Start of Records for this exercise

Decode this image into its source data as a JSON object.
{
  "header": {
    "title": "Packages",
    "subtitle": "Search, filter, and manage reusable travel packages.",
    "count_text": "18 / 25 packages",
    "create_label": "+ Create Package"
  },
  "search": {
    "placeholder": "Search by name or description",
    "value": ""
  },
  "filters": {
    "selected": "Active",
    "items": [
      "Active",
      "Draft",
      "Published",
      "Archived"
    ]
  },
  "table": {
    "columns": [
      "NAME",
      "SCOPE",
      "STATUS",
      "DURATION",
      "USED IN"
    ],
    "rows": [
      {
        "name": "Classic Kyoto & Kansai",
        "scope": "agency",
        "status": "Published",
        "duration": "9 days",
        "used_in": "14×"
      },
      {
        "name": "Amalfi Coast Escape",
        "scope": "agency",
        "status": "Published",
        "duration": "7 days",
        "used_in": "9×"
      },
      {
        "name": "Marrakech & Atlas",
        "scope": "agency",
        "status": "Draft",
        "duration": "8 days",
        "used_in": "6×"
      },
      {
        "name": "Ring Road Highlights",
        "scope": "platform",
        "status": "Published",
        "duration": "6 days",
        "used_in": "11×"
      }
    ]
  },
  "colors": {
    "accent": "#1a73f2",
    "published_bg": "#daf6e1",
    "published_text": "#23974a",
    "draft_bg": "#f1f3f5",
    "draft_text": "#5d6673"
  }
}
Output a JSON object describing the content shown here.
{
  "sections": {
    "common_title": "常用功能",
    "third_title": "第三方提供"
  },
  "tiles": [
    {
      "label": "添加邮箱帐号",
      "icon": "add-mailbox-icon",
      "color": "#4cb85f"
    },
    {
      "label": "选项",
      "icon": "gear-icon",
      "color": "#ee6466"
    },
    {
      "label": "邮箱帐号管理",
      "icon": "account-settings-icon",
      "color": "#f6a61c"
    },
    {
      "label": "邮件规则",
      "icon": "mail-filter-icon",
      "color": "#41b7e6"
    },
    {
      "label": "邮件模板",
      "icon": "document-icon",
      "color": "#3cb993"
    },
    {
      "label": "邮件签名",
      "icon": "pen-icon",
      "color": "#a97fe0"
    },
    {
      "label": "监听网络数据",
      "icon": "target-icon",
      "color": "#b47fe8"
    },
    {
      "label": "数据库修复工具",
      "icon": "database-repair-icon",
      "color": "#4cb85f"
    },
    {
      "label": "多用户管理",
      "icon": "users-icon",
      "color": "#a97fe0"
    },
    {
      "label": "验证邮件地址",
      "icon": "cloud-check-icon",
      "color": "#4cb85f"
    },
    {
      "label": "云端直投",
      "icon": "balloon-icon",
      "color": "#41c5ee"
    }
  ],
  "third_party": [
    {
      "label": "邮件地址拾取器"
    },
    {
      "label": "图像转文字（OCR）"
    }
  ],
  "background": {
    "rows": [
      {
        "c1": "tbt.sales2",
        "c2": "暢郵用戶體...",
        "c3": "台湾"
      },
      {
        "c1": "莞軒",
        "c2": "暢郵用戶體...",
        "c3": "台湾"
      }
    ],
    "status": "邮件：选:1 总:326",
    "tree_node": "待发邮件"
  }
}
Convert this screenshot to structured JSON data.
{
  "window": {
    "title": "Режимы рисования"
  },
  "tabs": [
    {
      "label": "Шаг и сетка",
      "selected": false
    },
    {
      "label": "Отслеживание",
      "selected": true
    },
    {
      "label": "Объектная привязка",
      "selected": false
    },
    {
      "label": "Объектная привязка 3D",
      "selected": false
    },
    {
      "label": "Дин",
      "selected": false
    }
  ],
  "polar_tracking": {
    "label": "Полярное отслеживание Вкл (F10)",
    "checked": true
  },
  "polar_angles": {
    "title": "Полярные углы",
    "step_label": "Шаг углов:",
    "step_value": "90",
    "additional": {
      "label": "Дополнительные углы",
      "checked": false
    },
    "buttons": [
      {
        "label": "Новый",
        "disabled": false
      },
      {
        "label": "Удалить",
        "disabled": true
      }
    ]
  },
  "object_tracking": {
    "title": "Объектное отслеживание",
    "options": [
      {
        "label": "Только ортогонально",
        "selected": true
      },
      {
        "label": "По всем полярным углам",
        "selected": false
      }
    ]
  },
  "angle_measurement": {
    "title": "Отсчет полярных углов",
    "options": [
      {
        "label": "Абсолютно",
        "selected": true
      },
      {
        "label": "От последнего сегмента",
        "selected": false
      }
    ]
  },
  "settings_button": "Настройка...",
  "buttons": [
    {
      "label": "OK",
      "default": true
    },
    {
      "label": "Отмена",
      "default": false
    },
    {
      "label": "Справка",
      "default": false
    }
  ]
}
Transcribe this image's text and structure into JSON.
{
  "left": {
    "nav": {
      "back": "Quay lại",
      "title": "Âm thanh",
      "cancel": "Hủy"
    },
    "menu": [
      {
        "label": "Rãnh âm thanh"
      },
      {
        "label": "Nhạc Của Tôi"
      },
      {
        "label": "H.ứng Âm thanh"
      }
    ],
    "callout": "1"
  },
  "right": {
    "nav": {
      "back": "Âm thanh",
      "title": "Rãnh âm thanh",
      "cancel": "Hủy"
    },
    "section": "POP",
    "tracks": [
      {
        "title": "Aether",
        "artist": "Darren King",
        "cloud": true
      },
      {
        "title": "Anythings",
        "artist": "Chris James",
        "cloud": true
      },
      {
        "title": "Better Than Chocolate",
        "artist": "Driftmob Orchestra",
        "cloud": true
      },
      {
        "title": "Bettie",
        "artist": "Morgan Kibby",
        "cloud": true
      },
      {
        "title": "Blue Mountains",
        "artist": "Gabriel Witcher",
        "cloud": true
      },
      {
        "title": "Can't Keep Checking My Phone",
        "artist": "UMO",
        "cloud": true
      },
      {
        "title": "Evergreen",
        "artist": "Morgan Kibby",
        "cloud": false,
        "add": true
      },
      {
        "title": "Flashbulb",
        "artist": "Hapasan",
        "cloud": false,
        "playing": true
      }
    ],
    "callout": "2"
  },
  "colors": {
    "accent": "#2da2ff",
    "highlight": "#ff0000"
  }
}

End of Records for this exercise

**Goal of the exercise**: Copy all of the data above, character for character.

**Answer to the problem**:
Decode this image into its source data as a JSON object.
{
  "header": {
    "title": "Packages",
    "subtitle": "Search, filter, and manage reusable travel packages.",
    "count_text": "18 / 25 packages",
    "create_label": "+ Create Package"
  },
  "search": {
    "placeholder": "Search by name or description",
    "value": ""
  },
  "filters": {
    "selected": "Active",
    "items": [
      "Active",
      "Draft",
      "Published",
      "Archived"
    ]
  },
  "table": {
    "columns": [
      "NAME",
      "SCOPE",
      "STATUS",
      "DURATION",
      "USED IN"
    ],
    "rows": [
      {
        "name": "Classic Kyoto & Kansai",
        "scope": "agency",
        "status": "Published",
        "duration": "9 days",
        "used_in": "14×"
      },
      {
        "name": "Amalfi Coast Escape",
        "scope": "agency",
        "status": "Published",
        "duration": "7 days",
        "used_in": "9×"
      },
      {
        "name": "Marrakech & Atlas",
        "scope": "agency",
        "status": "Draft",
        "duration": "8 days",
        "used_in": "6×"
      },
      {
        "name": "Ring Road Highlights",
        "scope": "platform",
        "status": "Published",
        "duration": "6 days",
        "used_in": "11×"
      }
    ]
  },
  "colors": {
    "accent": "#1a73f2",
    "published_bg": "#daf6e1",
    "published_text": "#23974a",
    "draft_bg": "#f1f3f5",
    "draft_text": "#5d6673"
  }
}
Output a JSON object describing the content shown here.
{
  "sections": {
    "common_title": "常用功能",
    "third_title": "第三方提供"
  },
  "tiles": [
    {
      "label": "添加邮箱帐号",
      "icon": "add-mailbox-icon",
      "color": "#4cb85f"
    },
    {
      "label": "选项",
      "icon": "gear-icon",
      "color": "#ee6466"
    },
    {
      "label": "邮箱帐号管理",
      "icon": "account-settings-icon",
      "color": "#f6a61c"
    },
    {
      "label": "邮件规则",
      "icon": "mail-filter-icon",
      "color": "#41b7e6"
    },
    {
      "label": "邮件模板",
      "icon": "document-icon",
      "color": "#3cb993"
    },
    {
      "label": "邮件签名",
      "icon": "pen-icon",
      "color": "#a97fe0"
    },
    {
      "label": "监听网络数据",
      "icon": "target-icon",
      "color": "#b47fe8"
    },
    {
      "label": "数据库修复工具",
      "icon": "database-repair-icon",
      "color": "#4cb85f"
    },
    {
      "label": "多用户管理",
      "icon": "users-icon",
      "color": "#a97fe0"
    },
    {
      "label": "验证邮件地址",
      "icon": "cloud-check-icon",
      "color": "#4cb85f"
    },
    {
      "label": "云端直投",
      "icon": "balloon-icon",
      "color": "#41c5ee"
    }
  ],
  "third_party": [
    {
      "label": "邮件地址拾取器"
    },
    {
      "label": "图像转文字（OCR）"
    }
  ],
  "background": {
    "rows": [
      {
        "c1": "tbt.sales2",
        "c2": "暢郵用戶體...",
        "c3": "台湾"
      },
      {
        "c1": "莞軒",
        "c2": "暢郵用戶體...",
        "c3": "台湾"
      }
    ],
    "status": "邮件：选:1 总:326",
    "tree_node": "待发邮件"
  }
}
Convert this screenshot to structured JSON data.
{
  "window": {
    "title": "Режимы рисования"
  },
  "tabs": [
    {
      "label": "Шаг и сетка",
      "selected": false
    },
    {
      "label": "Отслеживание",
      "selected": true
    },
    {
      "label": "Объектная привязка",
      "selected": false
    },
    {
      "label": "Объектная привязка 3D",
      "selected": false
    },
    {
      "label": "Дин",
      "selected": false
    }
  ],
  "polar_tracking": {
    "label": "Полярное отслеживание Вкл (F10)",
    "checked": true
  },
  "polar_angles": {
    "title": "Полярные углы",
    "step_label": "Шаг углов:",
    "step_value": "90",
    "additional": {
      "label": "Дополнительные углы",
      "checked": false
    },
    "buttons": [
      {
        "label": "Новый",
        "disabled": false
      },
      {
        "label": "Удалить",
        "disabled": true
      }
    ]
  },
  "object_tracking": {
    "title": "Объектное отслеживание",
    "options": [
      {
        "label": "Только ортогонально",
        "selected": true
      },
      {
        "label": "По всем полярным углам",
        "selected": false
      }
    ]
  },
  "angle_measurement": {
    "title": "Отсчет полярных углов",
    "options": [
      {
        "label": "Абсолютно",
        "selected": true
      },
      {
        "label": "От последнего сегмента",
        "selected": false
      }
    ]
  },
  "settings_button": "Настройка...",
  "buttons": [
    {
      "label": "OK",
      "default": true
    },
    {
      "label": "Отмена",
      "default": false
    },
    {
      "label": "Справка",
      "default": false
    }
  ]
}
Transcribe this image's text and structure into JSON.
{
  "left": {
    "nav": {
      "back": "Quay lại",
      "title": "Âm thanh",
      "cancel": "Hủy"
    },
    "menu": [
      {
        "label": "Rãnh âm thanh"
      },
      {
        "label": "Nhạc Của Tôi"
      },
      {
        "label": "H.ứng Âm thanh"
      }
    ],
    "callout": "1"
  },
  "right": {
    "nav": {
      "back": "Âm thanh",
      "title": "Rãnh âm thanh",
      "cancel": "Hủy"
    },
    "section": "POP",
    "tracks": [
      {
        "title": "Aether",
        "artist": "Darren King",
        "cloud": true
      },
      {
        "title": "Anythings",
        "artist": "Chris James",
        "cloud": true
      },
      {
        "title": "Better Than Chocolate",
        "artist": "Driftmob Orchestra",
        "cloud": true
      },
      {
        "title": "Bettie",
        "artist": "Morgan Kibby",
        "cloud": true
      },
      {
        "title": "Blue Mountains",
        "artist": "Gabriel Witcher",
        "cloud": true
      },
      {
        "title": "Can't Keep Checking My Phone",
        "artist": "UMO",
        "cloud": true
      },
      {
        "title": "Evergreen",
        "artist": "Morgan Kibby",
        "cloud": false,
        "add": true
      },
      {
        "title": "Flashbulb",
        "artist": "Hapasan",
        "cloud": false,
        "playing": true
      }
    ],
    "callout": "2"
  },
  "colors": {
    "accent": "#2da2ff",
    "highlight": "#ff0000"
  }
}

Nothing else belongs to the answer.